The Business Roundtable’s CEO Economic Outlook survey found that CEO confidence is on the decline, with the survey index declining for the first time in almost two years in the second quarter with the largest quarter-to-quarter decline in three years. Of the CEOs questioned, 95% were concerned that foreign trade retaliation may lead to lower US exports and 91% worry about the impact of higher import costs on consumers. Within the index, sales expectations fell -11.6% and capital spending intentions fell -7.8%. Here we have a confirming data point to what we are seeing from the Fed regional manufacturing indices – concern that the coming months may not be a rosy as investors expect.
The Bottom Line for the Week

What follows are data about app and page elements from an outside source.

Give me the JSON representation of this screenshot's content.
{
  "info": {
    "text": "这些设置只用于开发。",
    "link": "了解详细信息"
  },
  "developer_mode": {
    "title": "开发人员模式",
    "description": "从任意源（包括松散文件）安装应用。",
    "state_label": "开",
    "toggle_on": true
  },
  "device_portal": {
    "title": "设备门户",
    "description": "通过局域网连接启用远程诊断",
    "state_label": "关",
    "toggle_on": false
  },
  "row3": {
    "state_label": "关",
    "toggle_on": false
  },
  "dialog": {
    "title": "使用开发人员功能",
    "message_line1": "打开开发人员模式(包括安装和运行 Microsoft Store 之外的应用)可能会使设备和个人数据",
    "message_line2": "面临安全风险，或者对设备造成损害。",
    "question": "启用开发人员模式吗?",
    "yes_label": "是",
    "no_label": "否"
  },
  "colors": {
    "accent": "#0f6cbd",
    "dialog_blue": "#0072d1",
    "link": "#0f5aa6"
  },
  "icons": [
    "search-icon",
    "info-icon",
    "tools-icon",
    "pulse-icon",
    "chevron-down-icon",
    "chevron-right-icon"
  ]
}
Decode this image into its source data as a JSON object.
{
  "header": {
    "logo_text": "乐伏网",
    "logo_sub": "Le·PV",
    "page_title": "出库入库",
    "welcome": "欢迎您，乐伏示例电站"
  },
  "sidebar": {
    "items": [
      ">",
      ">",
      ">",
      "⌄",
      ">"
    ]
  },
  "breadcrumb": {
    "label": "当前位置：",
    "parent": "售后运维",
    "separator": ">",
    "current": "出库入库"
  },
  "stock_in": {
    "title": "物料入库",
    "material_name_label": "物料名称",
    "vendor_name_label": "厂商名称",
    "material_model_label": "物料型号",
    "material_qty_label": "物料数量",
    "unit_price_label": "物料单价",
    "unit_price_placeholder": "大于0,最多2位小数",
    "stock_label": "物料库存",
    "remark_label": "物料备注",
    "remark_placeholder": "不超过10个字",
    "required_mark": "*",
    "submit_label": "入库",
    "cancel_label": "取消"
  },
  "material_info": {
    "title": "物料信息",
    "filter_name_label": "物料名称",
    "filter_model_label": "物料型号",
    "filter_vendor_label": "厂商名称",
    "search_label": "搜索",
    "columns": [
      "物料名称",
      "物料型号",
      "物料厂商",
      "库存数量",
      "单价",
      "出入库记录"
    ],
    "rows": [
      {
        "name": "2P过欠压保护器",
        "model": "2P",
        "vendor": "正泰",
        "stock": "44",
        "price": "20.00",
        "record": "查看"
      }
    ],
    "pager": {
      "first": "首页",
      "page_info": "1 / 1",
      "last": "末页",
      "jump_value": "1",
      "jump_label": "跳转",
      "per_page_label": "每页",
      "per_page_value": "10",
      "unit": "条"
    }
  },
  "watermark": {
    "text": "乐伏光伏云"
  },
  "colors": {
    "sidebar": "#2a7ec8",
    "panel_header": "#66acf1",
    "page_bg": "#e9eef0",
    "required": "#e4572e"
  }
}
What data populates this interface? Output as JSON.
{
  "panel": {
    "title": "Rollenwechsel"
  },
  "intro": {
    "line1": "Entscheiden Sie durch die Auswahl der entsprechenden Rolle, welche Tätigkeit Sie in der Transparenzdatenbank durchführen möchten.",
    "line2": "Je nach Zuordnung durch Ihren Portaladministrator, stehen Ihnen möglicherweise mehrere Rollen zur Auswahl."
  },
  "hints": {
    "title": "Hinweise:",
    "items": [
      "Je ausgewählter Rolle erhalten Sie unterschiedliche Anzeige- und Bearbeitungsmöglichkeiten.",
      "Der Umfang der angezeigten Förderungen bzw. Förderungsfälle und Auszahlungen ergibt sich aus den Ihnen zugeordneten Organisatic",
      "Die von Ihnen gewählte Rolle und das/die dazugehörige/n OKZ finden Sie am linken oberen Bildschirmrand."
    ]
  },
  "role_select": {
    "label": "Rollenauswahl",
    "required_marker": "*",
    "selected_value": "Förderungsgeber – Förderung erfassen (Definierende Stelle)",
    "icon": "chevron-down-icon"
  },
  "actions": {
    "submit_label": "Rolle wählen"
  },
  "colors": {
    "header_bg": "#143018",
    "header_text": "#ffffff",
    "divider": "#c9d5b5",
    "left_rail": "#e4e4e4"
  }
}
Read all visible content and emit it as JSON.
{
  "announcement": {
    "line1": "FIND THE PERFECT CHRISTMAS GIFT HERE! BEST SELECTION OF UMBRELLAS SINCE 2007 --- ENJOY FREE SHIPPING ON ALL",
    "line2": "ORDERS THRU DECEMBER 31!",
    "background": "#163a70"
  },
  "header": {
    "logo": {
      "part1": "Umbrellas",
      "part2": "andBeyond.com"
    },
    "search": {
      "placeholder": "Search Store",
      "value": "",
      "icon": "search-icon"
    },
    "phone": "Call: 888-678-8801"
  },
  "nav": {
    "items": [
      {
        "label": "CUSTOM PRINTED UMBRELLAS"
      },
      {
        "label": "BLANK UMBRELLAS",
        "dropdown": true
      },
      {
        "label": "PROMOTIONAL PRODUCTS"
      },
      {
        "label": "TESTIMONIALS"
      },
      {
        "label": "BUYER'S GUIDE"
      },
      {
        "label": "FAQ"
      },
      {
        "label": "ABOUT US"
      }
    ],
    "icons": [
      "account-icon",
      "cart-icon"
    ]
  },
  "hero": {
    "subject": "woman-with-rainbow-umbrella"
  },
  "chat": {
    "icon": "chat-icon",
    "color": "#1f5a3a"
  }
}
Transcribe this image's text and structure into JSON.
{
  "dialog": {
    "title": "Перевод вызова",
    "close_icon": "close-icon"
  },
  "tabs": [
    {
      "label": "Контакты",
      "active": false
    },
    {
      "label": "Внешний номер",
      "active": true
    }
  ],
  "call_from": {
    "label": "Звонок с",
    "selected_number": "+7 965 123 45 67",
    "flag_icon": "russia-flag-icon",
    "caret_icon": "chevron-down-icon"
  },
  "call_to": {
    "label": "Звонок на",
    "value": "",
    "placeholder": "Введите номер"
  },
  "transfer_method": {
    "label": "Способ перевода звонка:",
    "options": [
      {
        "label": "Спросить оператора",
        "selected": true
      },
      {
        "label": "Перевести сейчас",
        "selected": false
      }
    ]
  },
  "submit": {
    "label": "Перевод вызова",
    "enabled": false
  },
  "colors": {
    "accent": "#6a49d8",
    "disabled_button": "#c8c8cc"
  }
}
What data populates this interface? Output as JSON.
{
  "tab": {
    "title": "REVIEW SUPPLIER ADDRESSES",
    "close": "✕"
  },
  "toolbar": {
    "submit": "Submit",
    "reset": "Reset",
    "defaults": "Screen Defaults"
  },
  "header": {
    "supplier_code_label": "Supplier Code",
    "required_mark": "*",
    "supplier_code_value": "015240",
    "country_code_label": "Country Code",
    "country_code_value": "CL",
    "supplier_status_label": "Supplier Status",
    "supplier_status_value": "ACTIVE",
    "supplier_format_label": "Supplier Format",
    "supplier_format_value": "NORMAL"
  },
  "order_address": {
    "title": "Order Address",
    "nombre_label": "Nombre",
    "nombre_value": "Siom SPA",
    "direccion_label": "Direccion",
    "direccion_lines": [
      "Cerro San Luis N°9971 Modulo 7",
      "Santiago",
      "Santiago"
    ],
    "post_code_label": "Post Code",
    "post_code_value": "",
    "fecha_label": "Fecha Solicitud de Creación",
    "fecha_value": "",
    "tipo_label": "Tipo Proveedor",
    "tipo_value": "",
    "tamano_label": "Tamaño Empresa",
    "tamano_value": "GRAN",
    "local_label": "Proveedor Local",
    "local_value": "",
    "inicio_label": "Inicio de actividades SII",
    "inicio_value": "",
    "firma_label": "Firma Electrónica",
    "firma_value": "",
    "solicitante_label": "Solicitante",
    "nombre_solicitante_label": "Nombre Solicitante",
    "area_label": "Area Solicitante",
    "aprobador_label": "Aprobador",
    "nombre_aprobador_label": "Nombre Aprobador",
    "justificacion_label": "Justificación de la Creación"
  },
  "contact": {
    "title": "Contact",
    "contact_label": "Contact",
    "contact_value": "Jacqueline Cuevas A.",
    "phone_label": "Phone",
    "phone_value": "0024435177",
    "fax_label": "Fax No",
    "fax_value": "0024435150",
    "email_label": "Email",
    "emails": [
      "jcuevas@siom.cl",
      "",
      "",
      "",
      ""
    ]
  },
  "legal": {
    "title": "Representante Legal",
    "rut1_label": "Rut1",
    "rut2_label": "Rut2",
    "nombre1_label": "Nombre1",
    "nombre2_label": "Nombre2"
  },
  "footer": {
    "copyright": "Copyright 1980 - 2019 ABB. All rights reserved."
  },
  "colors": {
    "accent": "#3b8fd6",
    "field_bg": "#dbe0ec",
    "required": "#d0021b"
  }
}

While GDP growth for the second quarter did come in strong, the major drivers of that growth are not likely to be repeated at those levels in the back half of 2018. The lack of business capital spending tells us that the C suite isn’t overly enthusiastic about their growth prospects, regardless of what any sentiment survey may indicate. The share price changes in response to earnings results attests to our assertion that stocks have been priced for perfection.
Next week we will be looking at data releases on Personal Income, Consumer Spending, ADP Employment, Nonfarm payrolls, Average Hourly Earnings and Consumer Confidence. On the housing side we’ll get the Case-Shiller home price index. For the corporate side of things, we’ll be looking at the Chicago PMI, Core Inflation, Markit Manufacturing PMI, ISM Manufacturing Index, Factory Orders and Motor Vehicle Sales. All that as well as earnings from Apple, Cummins (CMI), Honda Motor (HMC), Lumber Liquidators (LL), Square (SQ), Insulet (PODD) and several hundred others.